For the past year and a half, Ian Kalin has served as the U.S. Department of Commerce’s Chief Data Officer. His central mission is to advance the American economy and empower people by defining the Department’s data vision and improving its digital operations.
While he sees information as a kind of currency, “data itself is pretty useless,” Kalin says; to him, “it’s all about what you do with the data that makes it valuable.”
“My work builds on a commitment to finding ways to leverage modern resources to combat income inequality, to better understand how to get healthy food to children who need it, to revolutionize education systems, support systems and transportation systems — all using technology that is, by and largely, entirely normal in other sectors,” says Kalin, “but by its very existence, could be revolutionary in the public sector.”
A veteran of the U.S. Navy, power plant construction, tech start-ups, and White House Presidential Innovation Fellows, Kalin has worked with over 200 governments to help them better serve their citizen-customers and improve their own services.
In collaboration with leaders and innovators from numerous government organizations such as the Census Bureau, Patent & Trademark Office and the National Weather Service, Kalin works to improve the quality of data products and services delivered to U.S. businesses — hopefully creating jobs and saving lives.
“Data helps folks at critical points in their lives — but it doesn’t make it to them often enough,” said Kalin, explaining the importance of accessible, meaningful informational resources being available to individuals at transitional moments.
If systems were put in place to safely collect and better utilize constituent information, there could be massive cost-cutting and time-saving results.
Information already gathered from tax filings, for example, could be used to make filling out forms much easier: “Some of these questions, we already know the answers to; so why are we asking you again?”
But a fair amount of the most valuable data, he said, is often also personal information —including things such as current location, personal activities, and health records — that must be collected and stored with intensive security.

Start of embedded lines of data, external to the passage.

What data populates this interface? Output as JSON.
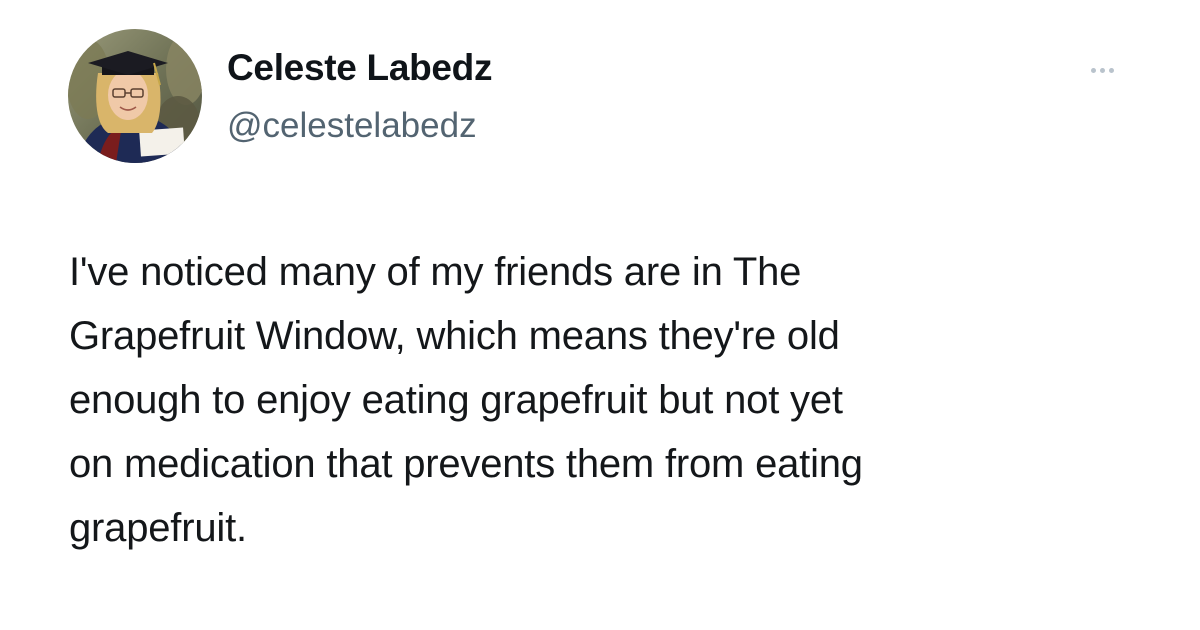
{
  "author": {
    "display_name": "Celeste Labedz",
    "handle": "@celestelabedz",
    "avatar_icon": "graduation-portrait-avatar"
  },
  "menu": {
    "icon": "more-options-icon"
  },
  "tweet": {
    "text": "I've noticed many of my friends are in The\nGrapefruit Window, which means they're old\nenough to enjoy eating grapefruit but not yet\non medication that prevents them from eating\ngrapefruit."
  },
  "colors": {
    "text": "#0f1419",
    "secondary_text": "#536471",
    "background": "#ffffff"
  }
}
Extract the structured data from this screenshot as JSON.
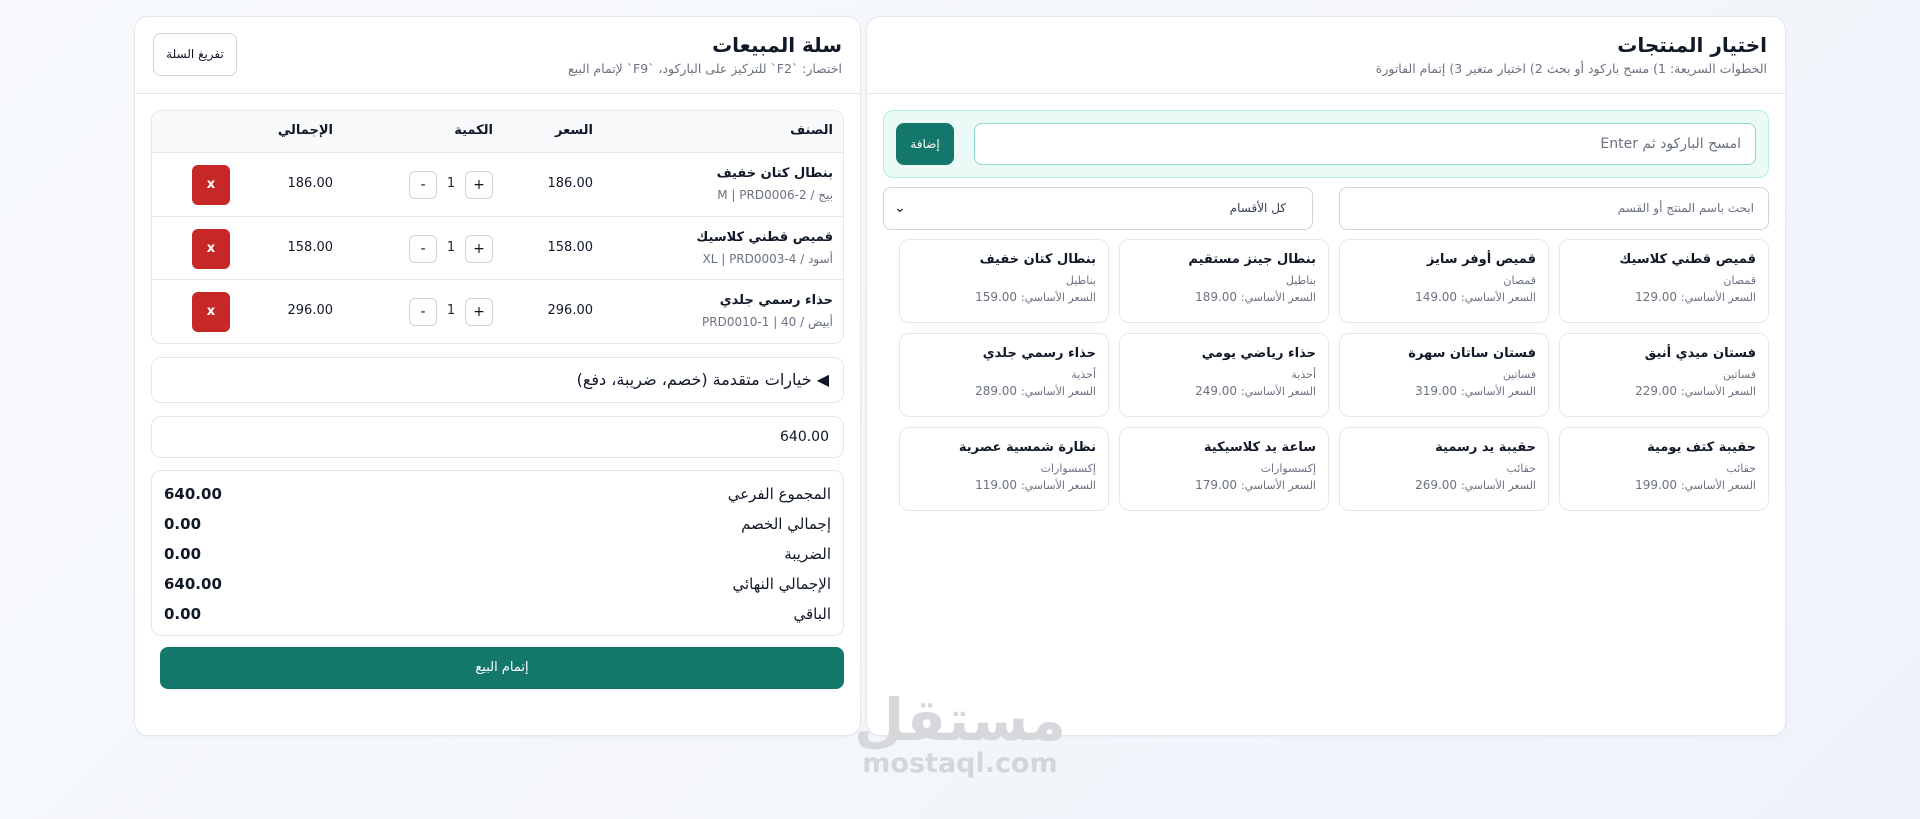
{
  "products_panel": {
    "title": "اختيار المنتجات",
    "subtitle": "الخطوات السريعة: 1) مسح باركود أو بحث 2) اختيار متغير 3) إتمام الفاتورة",
    "barcode_placeholder": "امسح الباركود ثم Enter",
    "add_button": "إضافة",
    "search_placeholder": "ابحث باسم المنتج أو القسم",
    "category_selected": "كل الأقسام",
    "price_label": "السعر الأساسي:",
    "products": [
      {
        "name": "قميص قطني كلاسيك",
        "category": "قمصان",
        "price": "129.00"
      },
      {
        "name": "قميص أوفر سايز",
        "category": "قمصان",
        "price": "149.00"
      },
      {
        "name": "بنطال جينز مستقيم",
        "category": "بناطيل",
        "price": "189.00"
      },
      {
        "name": "بنطال كتان خفيف",
        "category": "بناطيل",
        "price": "159.00"
      },
      {
        "name": "فستان ميدي أنيق",
        "category": "فساتين",
        "price": "229.00"
      },
      {
        "name": "فستان ساتان سهرة",
        "category": "فساتين",
        "price": "319.00"
      },
      {
        "name": "حذاء رياضي يومي",
        "category": "أحذية",
        "price": "249.00"
      },
      {
        "name": "حذاء رسمي جلدي",
        "category": "أحذية",
        "price": "289.00"
      },
      {
        "name": "حقيبة كتف يومية",
        "category": "حقائب",
        "price": "199.00"
      },
      {
        "name": "حقيبة يد رسمية",
        "category": "حقائب",
        "price": "269.00"
      },
      {
        "name": "ساعة يد كلاسيكية",
        "category": "إكسسوارات",
        "price": "179.00"
      },
      {
        "name": "نظارة شمسية عصرية",
        "category": "إكسسوارات",
        "price": "119.00"
      }
    ]
  },
  "cart_panel": {
    "title": "سلة المبيعات",
    "subtitle": "اختصار: `F2` للتركيز على الباركود، `F9` لإتمام البيع",
    "clear_button": "تفريغ السلة",
    "columns": {
      "item": "الصنف",
      "price": "السعر",
      "qty": "الكمية",
      "total": "الإجمالي"
    },
    "items": [
      {
        "name": "بنطال كتان خفيف",
        "meta": "بيج / M | PRD0006-2",
        "price": "186.00",
        "qty": "1",
        "total": "186.00"
      },
      {
        "name": "قميص قطني كلاسيك",
        "meta": "أسود / XL | PRD0003-4",
        "price": "158.00",
        "qty": "1",
        "total": "158.00"
      },
      {
        "name": "حذاء رسمي جلدي",
        "meta": "أبيض / 40 | PRD0010-1",
        "price": "296.00",
        "qty": "1",
        "total": "296.00"
      }
    ],
    "plus_label": "+",
    "minus_label": "-",
    "remove_label": "x",
    "advanced_options": "◀ خيارات متقدمة (خصم، ضريبة، دفع)",
    "paid_amount": "640.00",
    "summary": {
      "subtotal_label": "المجموع الفرعي",
      "subtotal": "640.00",
      "discount_label": "إجمالي الخصم",
      "discount": "0.00",
      "tax_label": "الضريبة",
      "tax": "0.00",
      "grand_total_label": "الإجمالي النهائي",
      "grand_total": "640.00",
      "remaining_label": "الباقي",
      "remaining": "0.00"
    },
    "checkout_button": "إتمام البيع"
  },
  "watermark": {
    "logo": "مستقل",
    "url": "mostaql.com"
  },
  "colors": {
    "primary": "#13776b",
    "danger": "#c62828",
    "barcode_bg": "#eafbf7"
  }
}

During his time as Chief Data Officer, Kalin has fought against income inequality by launching “Opportunity Project,” putting better information in people’s hands before they make big decisions on things like choosing a school or buying a home.
He spurred U.S. exports by connecting domestic manufacturers with previously unknown overseas opportunities — which required the development of big data prediction engine and a public-private partnership to enable data-sharing while protecting privacy — and improved digital services for intellectual property by building a first-of-a-kind, enterprise-wide search engine, liberating more patent and trademark data for public consumption in machine-readable forms.

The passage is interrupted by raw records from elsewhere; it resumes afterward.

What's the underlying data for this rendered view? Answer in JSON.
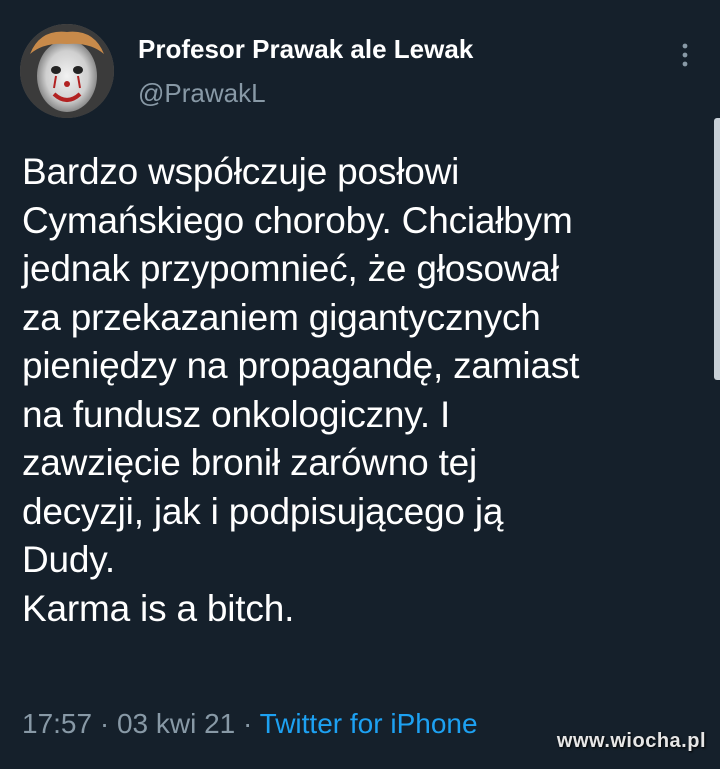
{
  "tweet": {
    "author": {
      "display_name": "Profesor Prawak ale Lewak",
      "handle": "@PrawakL",
      "avatar_icon": "clown-avatar-icon"
    },
    "more_icon": "more-options-icon",
    "text_lines": [
      "Bardzo współczuje posłowi",
      "Cymańskiego choroby. Chciałbym",
      "jednak przypomnieć, że głosował",
      "za przekazaniem gigantycznych",
      "pieniędzy na propagandę, zamiast",
      "na fundusz onkologiczny. I",
      "zawzięcie bronił zarówno tej",
      "decyzji, jak i podpisującego ją",
      "Dudy.",
      "Karma is a bitch."
    ],
    "meta": {
      "time": "17:57",
      "separator": " · ",
      "date": "03 kwi 21",
      "source": "Twitter for iPhone"
    }
  },
  "watermark": {
    "text": "www.wiocha.pl"
  },
  "colors": {
    "background": "#15202b",
    "primary_text": "#ffffff",
    "secondary_text": "#8899a6",
    "accent": "#1da1f2"
  }
}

Kalin only sees more opportunities for government modernization and optimization in the coming months and years.
“Changes in scale, systemic changes in middle class life, it creates new structures,” said Kalin. “I hope that people hear success stories and become almost frustrated that these things aren’t being done yet — that they fundamentally question why some of this stuff shouldn’t be in their city today, and that it leads to inspired action.”